▶ [TASK DIRECTIONS] Copy out each line below containing "column".

= Beginning of Section =

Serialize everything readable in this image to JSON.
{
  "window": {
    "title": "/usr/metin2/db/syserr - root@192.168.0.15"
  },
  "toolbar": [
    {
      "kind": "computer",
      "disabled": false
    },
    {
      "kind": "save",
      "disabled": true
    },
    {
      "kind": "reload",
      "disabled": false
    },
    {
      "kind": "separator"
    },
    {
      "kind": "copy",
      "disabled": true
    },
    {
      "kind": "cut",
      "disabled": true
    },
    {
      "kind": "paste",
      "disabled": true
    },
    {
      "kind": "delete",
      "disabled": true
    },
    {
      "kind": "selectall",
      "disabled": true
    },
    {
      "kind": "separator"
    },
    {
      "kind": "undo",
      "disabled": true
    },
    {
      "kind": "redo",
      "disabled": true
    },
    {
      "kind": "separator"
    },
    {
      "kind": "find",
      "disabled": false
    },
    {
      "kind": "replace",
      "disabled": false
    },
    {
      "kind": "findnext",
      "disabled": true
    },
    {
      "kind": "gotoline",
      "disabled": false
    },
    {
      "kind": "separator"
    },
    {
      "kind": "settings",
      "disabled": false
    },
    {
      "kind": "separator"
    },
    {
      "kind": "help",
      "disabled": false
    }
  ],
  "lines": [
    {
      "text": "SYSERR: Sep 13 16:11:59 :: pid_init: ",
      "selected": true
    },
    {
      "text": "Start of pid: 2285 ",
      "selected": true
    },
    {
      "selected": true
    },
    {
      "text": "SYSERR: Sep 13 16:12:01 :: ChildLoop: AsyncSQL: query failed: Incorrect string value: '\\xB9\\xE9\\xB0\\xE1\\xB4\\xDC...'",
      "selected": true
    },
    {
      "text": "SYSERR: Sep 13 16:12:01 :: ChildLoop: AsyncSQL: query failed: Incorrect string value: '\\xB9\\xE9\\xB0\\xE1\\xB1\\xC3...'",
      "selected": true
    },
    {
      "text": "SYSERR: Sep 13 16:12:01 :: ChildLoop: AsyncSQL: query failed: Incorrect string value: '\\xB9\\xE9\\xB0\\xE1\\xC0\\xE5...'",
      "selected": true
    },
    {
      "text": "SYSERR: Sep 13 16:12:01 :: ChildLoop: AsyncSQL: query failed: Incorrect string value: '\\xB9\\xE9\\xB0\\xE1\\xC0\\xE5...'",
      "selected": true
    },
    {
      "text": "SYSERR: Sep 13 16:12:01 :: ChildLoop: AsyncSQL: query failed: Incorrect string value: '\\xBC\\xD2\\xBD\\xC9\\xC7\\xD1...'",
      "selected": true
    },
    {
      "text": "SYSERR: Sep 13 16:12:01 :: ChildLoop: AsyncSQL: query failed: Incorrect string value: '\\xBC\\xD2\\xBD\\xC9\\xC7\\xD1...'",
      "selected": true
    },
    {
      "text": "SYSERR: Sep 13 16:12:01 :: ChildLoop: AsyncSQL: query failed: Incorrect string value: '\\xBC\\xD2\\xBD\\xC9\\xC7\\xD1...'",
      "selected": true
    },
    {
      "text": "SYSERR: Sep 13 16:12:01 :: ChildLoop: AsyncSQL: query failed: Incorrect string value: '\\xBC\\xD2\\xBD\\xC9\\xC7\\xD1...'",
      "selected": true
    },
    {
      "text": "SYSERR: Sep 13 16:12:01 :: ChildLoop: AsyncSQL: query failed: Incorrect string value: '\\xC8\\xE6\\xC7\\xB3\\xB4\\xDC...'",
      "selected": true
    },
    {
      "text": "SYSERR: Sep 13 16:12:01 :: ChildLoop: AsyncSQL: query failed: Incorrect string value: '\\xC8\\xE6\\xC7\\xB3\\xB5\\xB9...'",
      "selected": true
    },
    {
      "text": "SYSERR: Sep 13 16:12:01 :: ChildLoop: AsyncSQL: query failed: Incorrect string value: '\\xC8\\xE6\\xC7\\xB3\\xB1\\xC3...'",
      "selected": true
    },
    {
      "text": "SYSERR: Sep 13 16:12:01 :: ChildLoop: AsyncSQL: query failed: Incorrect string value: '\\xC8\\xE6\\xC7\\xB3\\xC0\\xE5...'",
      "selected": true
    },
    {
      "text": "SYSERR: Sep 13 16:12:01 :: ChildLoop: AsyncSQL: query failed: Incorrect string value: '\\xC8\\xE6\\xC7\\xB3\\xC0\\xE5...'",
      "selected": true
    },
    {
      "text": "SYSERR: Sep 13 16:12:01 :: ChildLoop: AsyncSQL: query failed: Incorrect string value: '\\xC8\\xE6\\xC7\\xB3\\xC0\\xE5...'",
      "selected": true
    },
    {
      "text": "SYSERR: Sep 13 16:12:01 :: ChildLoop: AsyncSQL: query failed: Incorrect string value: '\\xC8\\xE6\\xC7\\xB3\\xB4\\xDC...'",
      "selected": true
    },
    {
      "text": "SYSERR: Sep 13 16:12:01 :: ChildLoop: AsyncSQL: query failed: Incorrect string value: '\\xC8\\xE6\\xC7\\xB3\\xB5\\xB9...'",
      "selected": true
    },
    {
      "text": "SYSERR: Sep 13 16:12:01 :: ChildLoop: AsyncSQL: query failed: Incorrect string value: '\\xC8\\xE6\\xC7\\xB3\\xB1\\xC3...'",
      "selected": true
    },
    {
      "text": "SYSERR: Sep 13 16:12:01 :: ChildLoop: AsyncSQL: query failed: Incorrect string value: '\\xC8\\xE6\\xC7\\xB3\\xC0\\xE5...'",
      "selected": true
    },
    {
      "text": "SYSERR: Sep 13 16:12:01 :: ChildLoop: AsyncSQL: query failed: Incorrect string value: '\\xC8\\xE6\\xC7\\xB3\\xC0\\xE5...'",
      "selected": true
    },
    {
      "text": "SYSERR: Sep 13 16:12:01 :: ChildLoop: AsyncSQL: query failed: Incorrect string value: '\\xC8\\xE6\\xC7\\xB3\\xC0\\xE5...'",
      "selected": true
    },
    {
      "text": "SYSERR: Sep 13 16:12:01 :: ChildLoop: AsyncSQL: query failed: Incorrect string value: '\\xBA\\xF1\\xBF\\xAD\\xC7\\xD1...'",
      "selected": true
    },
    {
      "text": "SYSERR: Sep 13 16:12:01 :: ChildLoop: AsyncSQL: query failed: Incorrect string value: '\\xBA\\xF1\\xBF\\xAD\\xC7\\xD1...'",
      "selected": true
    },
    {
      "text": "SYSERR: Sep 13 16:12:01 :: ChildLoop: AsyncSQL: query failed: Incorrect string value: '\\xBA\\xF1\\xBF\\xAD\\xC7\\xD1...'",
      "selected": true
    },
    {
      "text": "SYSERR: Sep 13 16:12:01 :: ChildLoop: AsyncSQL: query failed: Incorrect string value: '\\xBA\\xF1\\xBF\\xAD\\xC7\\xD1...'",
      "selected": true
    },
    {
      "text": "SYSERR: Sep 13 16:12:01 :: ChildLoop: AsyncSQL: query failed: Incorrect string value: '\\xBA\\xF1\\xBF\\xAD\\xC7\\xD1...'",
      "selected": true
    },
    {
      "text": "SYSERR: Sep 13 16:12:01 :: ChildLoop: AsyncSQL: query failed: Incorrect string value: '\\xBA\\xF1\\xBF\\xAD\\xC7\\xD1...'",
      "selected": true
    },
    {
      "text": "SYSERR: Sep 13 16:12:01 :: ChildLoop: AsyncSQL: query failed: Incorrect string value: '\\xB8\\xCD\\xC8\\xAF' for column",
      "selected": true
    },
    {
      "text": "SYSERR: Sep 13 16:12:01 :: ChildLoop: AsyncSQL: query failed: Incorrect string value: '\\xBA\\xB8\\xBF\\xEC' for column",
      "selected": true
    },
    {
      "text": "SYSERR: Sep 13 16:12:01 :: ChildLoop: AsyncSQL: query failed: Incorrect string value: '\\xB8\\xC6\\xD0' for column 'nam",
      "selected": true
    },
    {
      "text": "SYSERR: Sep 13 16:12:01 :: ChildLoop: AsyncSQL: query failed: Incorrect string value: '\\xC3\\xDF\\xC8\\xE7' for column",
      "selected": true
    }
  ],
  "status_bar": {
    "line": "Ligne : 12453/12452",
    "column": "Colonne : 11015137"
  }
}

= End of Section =

▶ [RESULT OF THIS TASK]
      "text": "SYSERR: Sep 13 16:12:01 :: ChildLoop: AsyncSQL: query failed: Incorrect string value: '\\xB8\\xCD\\xC8\\xAF' for column",
      "text": "SYSERR: Sep 13 16:12:01 :: ChildLoop: AsyncSQL: query failed: Incorrect string value: '\\xBA\\xB8\\xBF\\xEC' for column",
      "text": "SYSERR: Sep 13 16:12:01 :: ChildLoop: AsyncSQL: query failed: Incorrect string value: '\\xB8\\xC6\\xD0' for column 'nam",
      "text": "SYSERR: Sep 13 16:12:01 :: ChildLoop: AsyncSQL: query failed: Incorrect string value: '\\xC3\\xDF\\xC8\\xE7' for column",
    "column": "Colonne : 11015137"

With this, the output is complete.